The Bedford County Board of Assessment and Revision of Taxes
Appealed from No. 1563 for 2012. State Agency Common Pleas Court of the County of Bedford. Judge Howsare, Senior Judge.
Robert W. Lape, Jr., Roaring Spring, for appellant.
Barry R. Scatton, Bedford, for appellee.
BEFORE: HONORABLE BONNIE BRIGANCE LEADBETTER,
Judge, HONORABLE ROBERT SIMPSON, Judge, HONORABLE MARY HANNAH LEAVITT, Judge.
MARY HANNAH LEAVITT, Judge
Four Quarters Interfaith Sanctuary of Earth Religion (Taxpayer) appeals an order of the Court of Common Pleas of Bedford County (trial court) granting Taxpayer a partial tax exemption for two parcels of land it owns in Bedford County. The trial court held that because only portions of the property are used as actual places of worship, Taxpayer was entitled to a partial tax exemption. We affirm in part, reverse in part, and remand the matter to the trial court for further findings.
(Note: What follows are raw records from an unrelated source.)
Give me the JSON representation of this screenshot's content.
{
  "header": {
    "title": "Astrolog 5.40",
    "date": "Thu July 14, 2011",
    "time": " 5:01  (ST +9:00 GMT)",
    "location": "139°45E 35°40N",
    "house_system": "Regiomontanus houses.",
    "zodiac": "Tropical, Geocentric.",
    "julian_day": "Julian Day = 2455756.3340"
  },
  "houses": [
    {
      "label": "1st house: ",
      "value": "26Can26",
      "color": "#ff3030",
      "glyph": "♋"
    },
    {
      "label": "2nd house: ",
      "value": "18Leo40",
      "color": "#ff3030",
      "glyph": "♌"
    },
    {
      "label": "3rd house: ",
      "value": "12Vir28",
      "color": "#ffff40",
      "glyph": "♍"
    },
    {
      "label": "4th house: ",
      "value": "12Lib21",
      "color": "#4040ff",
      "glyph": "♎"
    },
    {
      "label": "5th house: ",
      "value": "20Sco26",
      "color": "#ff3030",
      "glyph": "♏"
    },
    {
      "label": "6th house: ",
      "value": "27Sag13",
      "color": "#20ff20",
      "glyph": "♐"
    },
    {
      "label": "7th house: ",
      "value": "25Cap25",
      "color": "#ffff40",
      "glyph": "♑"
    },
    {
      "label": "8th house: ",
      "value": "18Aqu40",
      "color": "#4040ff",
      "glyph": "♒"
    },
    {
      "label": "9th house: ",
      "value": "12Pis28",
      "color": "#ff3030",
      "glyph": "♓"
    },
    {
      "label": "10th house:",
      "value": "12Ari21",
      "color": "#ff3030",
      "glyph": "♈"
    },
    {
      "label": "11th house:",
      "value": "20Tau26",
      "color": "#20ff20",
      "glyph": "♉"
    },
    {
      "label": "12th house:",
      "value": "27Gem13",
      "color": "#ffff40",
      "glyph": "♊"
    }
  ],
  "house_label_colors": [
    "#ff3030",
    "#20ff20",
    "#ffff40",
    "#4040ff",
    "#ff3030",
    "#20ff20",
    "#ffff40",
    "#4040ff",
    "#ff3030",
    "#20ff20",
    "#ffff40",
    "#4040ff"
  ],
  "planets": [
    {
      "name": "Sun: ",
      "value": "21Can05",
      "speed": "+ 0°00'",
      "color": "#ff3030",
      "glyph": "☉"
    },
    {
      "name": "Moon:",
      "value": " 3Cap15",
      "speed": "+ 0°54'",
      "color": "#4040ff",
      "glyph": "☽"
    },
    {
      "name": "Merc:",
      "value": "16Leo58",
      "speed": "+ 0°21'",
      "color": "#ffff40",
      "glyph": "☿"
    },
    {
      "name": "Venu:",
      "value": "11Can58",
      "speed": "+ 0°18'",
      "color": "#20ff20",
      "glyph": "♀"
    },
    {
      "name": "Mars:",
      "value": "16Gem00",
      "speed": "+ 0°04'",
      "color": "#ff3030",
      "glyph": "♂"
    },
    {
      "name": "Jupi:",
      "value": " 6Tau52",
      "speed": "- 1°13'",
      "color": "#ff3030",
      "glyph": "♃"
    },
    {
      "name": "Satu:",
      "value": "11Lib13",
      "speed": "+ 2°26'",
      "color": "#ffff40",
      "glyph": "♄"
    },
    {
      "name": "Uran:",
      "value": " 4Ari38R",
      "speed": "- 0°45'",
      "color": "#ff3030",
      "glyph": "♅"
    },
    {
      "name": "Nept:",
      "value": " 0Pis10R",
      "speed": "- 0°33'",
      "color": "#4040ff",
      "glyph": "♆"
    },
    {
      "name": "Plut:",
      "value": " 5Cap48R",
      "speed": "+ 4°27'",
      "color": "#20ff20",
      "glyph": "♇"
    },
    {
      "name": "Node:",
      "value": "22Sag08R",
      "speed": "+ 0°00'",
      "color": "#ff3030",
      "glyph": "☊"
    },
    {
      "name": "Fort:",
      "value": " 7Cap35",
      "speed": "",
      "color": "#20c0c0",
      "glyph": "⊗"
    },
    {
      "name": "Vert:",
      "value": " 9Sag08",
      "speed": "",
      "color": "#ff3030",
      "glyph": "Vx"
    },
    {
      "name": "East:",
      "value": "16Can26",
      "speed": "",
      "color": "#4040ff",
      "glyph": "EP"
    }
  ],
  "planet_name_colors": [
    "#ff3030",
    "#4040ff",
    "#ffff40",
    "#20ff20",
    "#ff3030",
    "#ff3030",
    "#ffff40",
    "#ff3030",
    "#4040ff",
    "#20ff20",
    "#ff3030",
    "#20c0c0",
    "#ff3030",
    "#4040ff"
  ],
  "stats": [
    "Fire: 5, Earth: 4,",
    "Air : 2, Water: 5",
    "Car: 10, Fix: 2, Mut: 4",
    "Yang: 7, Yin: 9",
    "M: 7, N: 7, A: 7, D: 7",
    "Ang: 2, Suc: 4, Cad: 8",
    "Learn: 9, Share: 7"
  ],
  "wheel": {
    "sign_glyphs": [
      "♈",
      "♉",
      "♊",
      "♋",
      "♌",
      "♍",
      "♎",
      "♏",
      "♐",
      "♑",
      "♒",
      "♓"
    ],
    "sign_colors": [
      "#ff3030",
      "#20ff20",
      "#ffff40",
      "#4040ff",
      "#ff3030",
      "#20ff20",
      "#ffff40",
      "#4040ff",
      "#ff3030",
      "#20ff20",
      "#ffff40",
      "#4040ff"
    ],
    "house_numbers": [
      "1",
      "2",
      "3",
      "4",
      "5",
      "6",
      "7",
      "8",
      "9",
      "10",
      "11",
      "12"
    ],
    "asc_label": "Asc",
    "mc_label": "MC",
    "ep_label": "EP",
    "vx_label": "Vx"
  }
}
Taxpayer is a religious organization of 350 members that owns land in Bedford County where the members perform their outdoor religious rituals. In 2012, Taxpayer requested a tax exemption for two specific parcels, known as the Leisinger Tract and the Stone Circle Tract (collectively, the Property), that total 90 acres. The Bedford County Board of Assessment and Revision of Taxes denied this request, and Taxpayer appealed. The trial court conducted a hearing and heard testimony from several of Taxpayer's members. The Board did not present any witnesses.
Orren Whiddon testified that he is the only member who lives near the Property. Because most members travel from various parts of the northeast, religious services are frequently held on Saturday so that the members can return home on Sunday. Because some of Taxpayer's religious practices can last multiple days or weeks, Taxpayer has established campsites throughout the Property for members. Although the campsites are open to the public, generally only members use them because Taxpayer does not advertise the campsites to the public, has strict rules prohibiting alcohol consumption, and does not permit cars at the campsites.
With the installation of campsites, membership increased. To accommodate growth, Taxpayer built a dormitory, a kitchen, an open air pavilion, storage sheds, a shower and toilet facilities. Only the dormitory and the kitchen are fully enclosed. Taxpayer has also erected various altars throughout the Property, allowing a greater number of ceremonies to be performed.
Whiddon testified that Taxpayer's religious practices require strict privacy. Whiddon explained that if members believe " they're being observed in a casual disrespected manner[,] they're going to pack up their ceremony and go elsewhere and you will never see them again." Reproduced Record at 57a (R.R. $ ). Whiddon
explained that, of the 90 acres of land at issue, 45 acres are unwalkable, but this land serves as a buffer to protect members' need for privacy. According to Whiddon, " without the buffer ... it's not possible to maintain the physical sacred sanctity of these physical places." R.R. 46a.
Roger Grandstaff, another member, agreed with Whiddon's assertion that the privacy offered by the unwalkable land is essential to the existence of the sanctuary. Another member, Professor Alan Shear, testified that " privacy provides the congregation with an element of safety in that they can practice their religion without any doubt of interference."  R.R.105a. With respect to the 45 acres of unwalkable land on the Property, Shear stated that the " fact that you can't walk on them does not make ...